This is a follow-up paper from a grounded-theory study of a sample (N = 18) of child welfare social workers (CWSWs), allied health professionals and foster parents. A stepwise protocol was developed through systematical interpretation of the final data.


The application of a five-step screening protocol would greatly support CWSW in meeting the needs of children with suspected FASD. This CWSWs-led assessment model incorporates a clinical evaluation to exclude neurodevelopmental conditions caused by known genetic disorders, followed by behavioral and neurocognitive psychosocial assessments.

Research limitations/implications

This study had several limitations. Firstly, as a specific social work-based sample, it is not necessarily representative of the wider population of social workers globally due to different cultural responses to FASD in CWSs. The transferability of findings will have to be considered due to cultural variations concerning FASD.

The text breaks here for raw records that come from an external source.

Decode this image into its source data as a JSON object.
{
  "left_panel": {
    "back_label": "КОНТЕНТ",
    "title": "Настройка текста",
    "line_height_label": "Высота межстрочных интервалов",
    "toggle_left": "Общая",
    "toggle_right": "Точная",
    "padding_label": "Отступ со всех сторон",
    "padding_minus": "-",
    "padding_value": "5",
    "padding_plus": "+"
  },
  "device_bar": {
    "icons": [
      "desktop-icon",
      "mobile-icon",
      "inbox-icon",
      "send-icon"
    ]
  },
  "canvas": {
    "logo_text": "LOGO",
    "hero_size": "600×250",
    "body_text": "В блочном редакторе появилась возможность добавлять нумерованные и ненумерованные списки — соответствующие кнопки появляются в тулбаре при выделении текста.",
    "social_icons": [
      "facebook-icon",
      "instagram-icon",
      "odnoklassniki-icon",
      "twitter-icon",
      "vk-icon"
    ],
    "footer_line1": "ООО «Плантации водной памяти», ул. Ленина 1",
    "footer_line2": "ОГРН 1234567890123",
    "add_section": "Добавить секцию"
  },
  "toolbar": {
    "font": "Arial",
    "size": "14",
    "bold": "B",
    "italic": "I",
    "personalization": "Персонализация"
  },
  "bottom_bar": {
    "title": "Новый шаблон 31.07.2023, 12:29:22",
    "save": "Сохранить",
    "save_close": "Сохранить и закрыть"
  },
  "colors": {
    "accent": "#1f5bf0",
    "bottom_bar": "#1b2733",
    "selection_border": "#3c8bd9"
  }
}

Practical implications

By offering a management and nonlabeling approach, this five-step screening protocol offers a delineated pathway for CWSW and addresses the major professional frustrations while seeking to plan safe care for a child suspected of having FASD.

Social implications

The research offers a pragmatic low-cost to society to alleviate the mounting social and monetary implications of FASD. A large percentage of children impacted by prenatal alcohol exposure do not qualify under formal clinical diagnostic guidelines. Leaving these children without intervention is problematic. The recommendation of this study addresses this critical gap in services. The primary aim is to alleviate the burden on this cohort of vulnerable children by offering nonlabeling neurodevelopmental screening.


The direct implications of FASD and how it impacts CWS are well documented. However, few studies focus on the critical interface of FASD and the role of CWSW responsible for planning their safe care. This paper offers a novel pragmatic and functional multistep protocol to aid CWSW in this complex area of practice.



This work was supported by a three-year fellowship from Concordia University, Montreal.


Curran, W.C. and Danbrook, M.C. (2023), "Capturing invisibility: child welfare social worker's interventions and assessment planning in presentations of fetal alcohol spectrum disorder(s)", Advances in Dual Diagnosis, Vol. 16 No. 2, pp. 135-148.



Emerald Publishing Limited

Copyright © 2023, Emerald Publishing Limited

Related articles